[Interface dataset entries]
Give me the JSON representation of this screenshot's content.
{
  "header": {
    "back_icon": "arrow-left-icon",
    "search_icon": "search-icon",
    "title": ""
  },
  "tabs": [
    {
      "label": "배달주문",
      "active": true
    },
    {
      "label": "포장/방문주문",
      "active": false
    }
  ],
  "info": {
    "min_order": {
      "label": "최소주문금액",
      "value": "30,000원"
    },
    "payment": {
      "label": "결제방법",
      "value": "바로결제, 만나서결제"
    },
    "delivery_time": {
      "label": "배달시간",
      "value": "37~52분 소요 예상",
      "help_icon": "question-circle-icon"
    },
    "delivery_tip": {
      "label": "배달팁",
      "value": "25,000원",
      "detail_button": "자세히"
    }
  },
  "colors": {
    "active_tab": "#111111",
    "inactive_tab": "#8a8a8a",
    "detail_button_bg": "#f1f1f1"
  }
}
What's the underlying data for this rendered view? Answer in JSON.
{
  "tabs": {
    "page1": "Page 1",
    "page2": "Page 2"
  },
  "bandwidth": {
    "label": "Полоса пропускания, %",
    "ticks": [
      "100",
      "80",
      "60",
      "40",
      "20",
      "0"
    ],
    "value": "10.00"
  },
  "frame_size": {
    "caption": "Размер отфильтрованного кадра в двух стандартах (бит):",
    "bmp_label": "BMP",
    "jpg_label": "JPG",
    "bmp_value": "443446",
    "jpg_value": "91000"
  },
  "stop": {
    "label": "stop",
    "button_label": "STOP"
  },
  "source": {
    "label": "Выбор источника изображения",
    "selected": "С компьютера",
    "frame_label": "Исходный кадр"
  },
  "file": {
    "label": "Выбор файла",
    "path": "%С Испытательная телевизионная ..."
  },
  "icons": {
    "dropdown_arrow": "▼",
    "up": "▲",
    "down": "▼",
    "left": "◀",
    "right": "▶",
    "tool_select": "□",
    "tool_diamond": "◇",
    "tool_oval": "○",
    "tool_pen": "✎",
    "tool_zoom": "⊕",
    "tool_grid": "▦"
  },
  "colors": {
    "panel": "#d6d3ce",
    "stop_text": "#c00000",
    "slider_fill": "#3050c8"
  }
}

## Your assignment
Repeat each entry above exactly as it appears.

## Answer to the problem
Give me the JSON representation of this screenshot's content.
{
  "header": {
    "back_icon": "arrow-left-icon",
    "search_icon": "search-icon",
    "title": ""
  },
  "tabs": [
    {
      "label": "배달주문",
      "active": true
    },
    {
      "label": "포장/방문주문",
      "active": false
    }
  ],
  "info": {
    "min_order": {
      "label": "최소주문금액",
      "value": "30,000원"
    },
    "payment": {
      "label": "결제방법",
      "value": "바로결제, 만나서결제"
    },
    "delivery_time": {
      "label": "배달시간",
      "value": "37~52분 소요 예상",
      "help_icon": "question-circle-icon"
    },
    "delivery_tip": {
      "label": "배달팁",
      "value": "25,000원",
      "detail_button": "자세히"
    }
  },
  "colors": {
    "active_tab": "#111111",
    "inactive_tab": "#8a8a8a",
    "detail_button_bg": "#f1f1f1"
  }
}
What's the underlying data for this rendered view? Answer in JSON.
{
  "tabs": {
    "page1": "Page 1",
    "page2": "Page 2"
  },
  "bandwidth": {
    "label": "Полоса пропускания, %",
    "ticks": [
      "100",
      "80",
      "60",
      "40",
      "20",
      "0"
    ],
    "value": "10.00"
  },
  "frame_size": {
    "caption": "Размер отфильтрованного кадра в двух стандартах (бит):",
    "bmp_label": "BMP",
    "jpg_label": "JPG",
    "bmp_value": "443446",
    "jpg_value": "91000"
  },
  "stop": {
    "label": "stop",
    "button_label": "STOP"
  },
  "source": {
    "label": "Выбор источника изображения",
    "selected": "С компьютера",
    "frame_label": "Исходный кадр"
  },
  "file": {
    "label": "Выбор файла",
    "path": "%С Испытательная телевизионная ..."
  },
  "icons": {
    "dropdown_arrow": "▼",
    "up": "▲",
    "down": "▼",
    "left": "◀",
    "right": "▶",
    "tool_select": "□",
    "tool_diamond": "◇",
    "tool_oval": "○",
    "tool_pen": "✎",
    "tool_zoom": "⊕",
    "tool_grid": "▦"
  },
  "colors": {
    "panel": "#d6d3ce",
    "stop_text": "#c00000",
    "slider_fill": "#3050c8"
  }
}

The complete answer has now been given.